#### [The task]
Filter the entries, keeping every line with the string "icon".

____ Material supplied

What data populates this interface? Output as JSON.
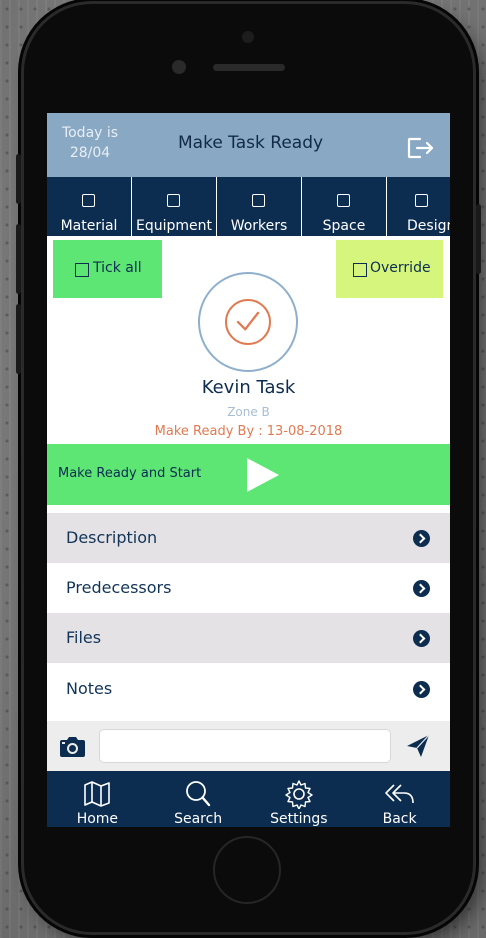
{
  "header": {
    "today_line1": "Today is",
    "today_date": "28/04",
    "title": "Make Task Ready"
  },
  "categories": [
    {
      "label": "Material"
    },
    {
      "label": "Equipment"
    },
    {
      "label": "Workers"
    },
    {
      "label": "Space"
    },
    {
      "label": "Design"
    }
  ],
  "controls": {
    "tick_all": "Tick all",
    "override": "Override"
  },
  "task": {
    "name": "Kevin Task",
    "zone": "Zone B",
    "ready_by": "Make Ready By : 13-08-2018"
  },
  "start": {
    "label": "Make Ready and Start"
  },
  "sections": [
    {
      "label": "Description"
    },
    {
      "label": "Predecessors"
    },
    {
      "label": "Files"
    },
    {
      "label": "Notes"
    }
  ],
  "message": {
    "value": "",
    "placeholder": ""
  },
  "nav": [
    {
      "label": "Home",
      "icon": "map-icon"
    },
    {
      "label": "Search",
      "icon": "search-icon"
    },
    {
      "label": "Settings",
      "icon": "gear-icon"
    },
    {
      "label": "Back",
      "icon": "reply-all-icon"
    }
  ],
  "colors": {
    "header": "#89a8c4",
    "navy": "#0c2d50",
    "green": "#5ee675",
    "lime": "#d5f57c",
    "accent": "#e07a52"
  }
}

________

#### [Written solution]
      "icon": "map-icon"
      "icon": "search-icon"
      "icon": "gear-icon"
      "icon": "reply-all-icon"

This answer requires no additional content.